A recent study conducted by the American Heart Association on assessed the ability of sixth graders to save lives by correctly performing Hands-Only CPR. According to its findings, “the majority of children could perform CPR in the correct location and at the appropriate compression rate, making this a viable group to train to help save lives.”

“In fact, the AHA is dedicated to training the next generation of lifesavers through its CPR in Schools program. We led the charge to make CPR training a high school graduation requirement in 34 states – and counting!”

“We still recommend that they give breathes because again the statistic shows that it’s most likely a family member or a friend who you are performing CPR on,” said McIntosh.

Fox points out how students are reminded of when and why CPR is important. Just last month, millions held their breath during an NFL game when player Damar Hamlin’s heart stopped. “I think this year, it was very poignant given the fact that a chunk of America got to see CPR in effect in the NFL recently when the player went down, when his heart stopped. I think that’s a connection right now that both of our teachers have made with our students,” Fox said.

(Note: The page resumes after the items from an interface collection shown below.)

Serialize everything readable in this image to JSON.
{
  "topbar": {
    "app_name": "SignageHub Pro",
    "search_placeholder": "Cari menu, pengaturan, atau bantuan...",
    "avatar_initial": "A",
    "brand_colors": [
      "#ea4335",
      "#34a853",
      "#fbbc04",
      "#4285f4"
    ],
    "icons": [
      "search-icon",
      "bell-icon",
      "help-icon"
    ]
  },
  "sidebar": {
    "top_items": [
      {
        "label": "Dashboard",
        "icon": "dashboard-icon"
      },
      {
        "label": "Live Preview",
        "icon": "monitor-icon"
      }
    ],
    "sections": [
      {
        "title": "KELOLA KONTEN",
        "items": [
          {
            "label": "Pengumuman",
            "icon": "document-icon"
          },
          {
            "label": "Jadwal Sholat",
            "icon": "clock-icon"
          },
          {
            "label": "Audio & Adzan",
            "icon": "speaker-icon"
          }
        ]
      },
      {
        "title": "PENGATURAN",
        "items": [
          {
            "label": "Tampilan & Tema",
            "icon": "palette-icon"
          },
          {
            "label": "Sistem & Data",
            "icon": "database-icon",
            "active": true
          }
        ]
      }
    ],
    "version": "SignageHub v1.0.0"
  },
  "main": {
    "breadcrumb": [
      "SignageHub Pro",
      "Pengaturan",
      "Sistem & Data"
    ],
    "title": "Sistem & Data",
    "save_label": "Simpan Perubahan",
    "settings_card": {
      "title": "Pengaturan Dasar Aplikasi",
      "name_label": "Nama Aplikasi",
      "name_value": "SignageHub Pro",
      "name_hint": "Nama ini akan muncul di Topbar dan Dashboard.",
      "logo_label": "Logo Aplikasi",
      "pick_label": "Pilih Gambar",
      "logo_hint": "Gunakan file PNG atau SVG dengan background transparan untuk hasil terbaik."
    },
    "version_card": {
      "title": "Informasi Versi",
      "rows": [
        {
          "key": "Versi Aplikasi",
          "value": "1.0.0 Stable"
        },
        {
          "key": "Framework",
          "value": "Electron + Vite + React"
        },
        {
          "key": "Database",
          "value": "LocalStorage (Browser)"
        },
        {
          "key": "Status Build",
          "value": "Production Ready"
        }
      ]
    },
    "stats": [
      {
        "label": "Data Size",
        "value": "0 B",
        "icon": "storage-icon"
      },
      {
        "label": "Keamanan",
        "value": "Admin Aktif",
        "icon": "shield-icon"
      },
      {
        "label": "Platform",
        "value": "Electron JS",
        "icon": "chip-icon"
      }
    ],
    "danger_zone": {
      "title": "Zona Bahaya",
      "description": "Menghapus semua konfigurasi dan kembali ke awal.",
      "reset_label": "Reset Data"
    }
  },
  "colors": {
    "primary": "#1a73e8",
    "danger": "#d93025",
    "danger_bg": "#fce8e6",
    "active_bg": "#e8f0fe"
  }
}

Eight graders who choose to become CPR certified must re-certify every two years. In 10th and 12th grade health class, students have the opportunity to take the CPR re-certification.